The one thing that Morning Glories #25 is lacking is the character moments that defined this series in the beginning. With the Wood Run going on for over a year now, Spencer has seemed more focused on the greater mystery than the small group of students that started this series out. That’s not to say the book hasn’t been fun, but it’s something I have missed. As with any season ending issue/episode, there are plenty of cliffhangers. Thankfully, we won’t have to wait months to see how a few of these cliffhangers play out. Tons of new threads and story beats crop in this issue, and none of them feel forced. Unlike LOST*, which frequently wrote itself against a corner, Morning Glories has continued to bring up new plot points organically. The book reads like a TV show, as the jumps from scene to scene feel like a TV show trying to cover everything going on.

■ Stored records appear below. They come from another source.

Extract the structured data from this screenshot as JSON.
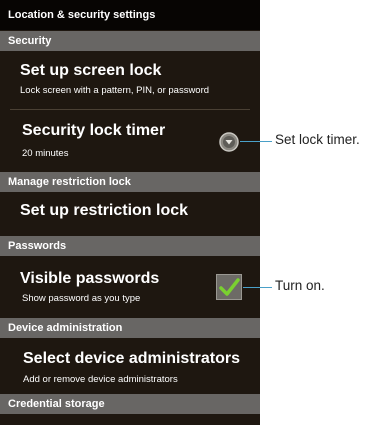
{
  "header": {
    "title": "Location & security settings"
  },
  "sections": {
    "security": "Security",
    "restriction": "Manage restriction lock",
    "passwords": "Passwords",
    "device_admin": "Device administration",
    "credential": "Credential storage"
  },
  "items": {
    "screen_lock": {
      "title": "Set up screen lock",
      "subtitle": "Lock screen with a pattern, PIN, or password"
    },
    "lock_timer": {
      "title": "Security lock timer",
      "subtitle": "20 minutes"
    },
    "restriction_lock": {
      "title": "Set up restriction lock"
    },
    "visible_passwords": {
      "title": "Visible passwords",
      "subtitle": "Show password as you type",
      "checked": true
    },
    "device_admins": {
      "title": "Select device administrators",
      "subtitle": "Add or remove device administrators"
    }
  },
  "callouts": {
    "lock_timer": "Set lock timer.",
    "visible_passwords": "Turn on."
  },
  "colors": {
    "background": "#1e1710",
    "section_header": "#686664",
    "checkmark": "#7ad030",
    "callout_line": "#4aa0c8"
  },
  "icons": {
    "lock_timer": "spinner-arrow-icon",
    "visible_passwords": "checkmark-icon"
  }
}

Joe Eisma’s art has been improving exponentially since this series has started. Characters are expressive and full of personality. Eisma uses different camera angles to build tension effectively. There are a lot of characters in each scene, but Eisma makes every one stand out. Eisma’s strength has always been talking heads, and this issue is nothing but that. The few gruesome scenes hit really hard, and a lot has to do with the colors of the blood. Eisma has always had an astonishing attention to detail, and each scene shows off this great talent. He uses the blank backgrounds sparingly, and they help the dramatic scenes hit their emotional marks.
Morning Glories #25 gets 4/5.
*I love LOST, but yeah it wrote itself into corners.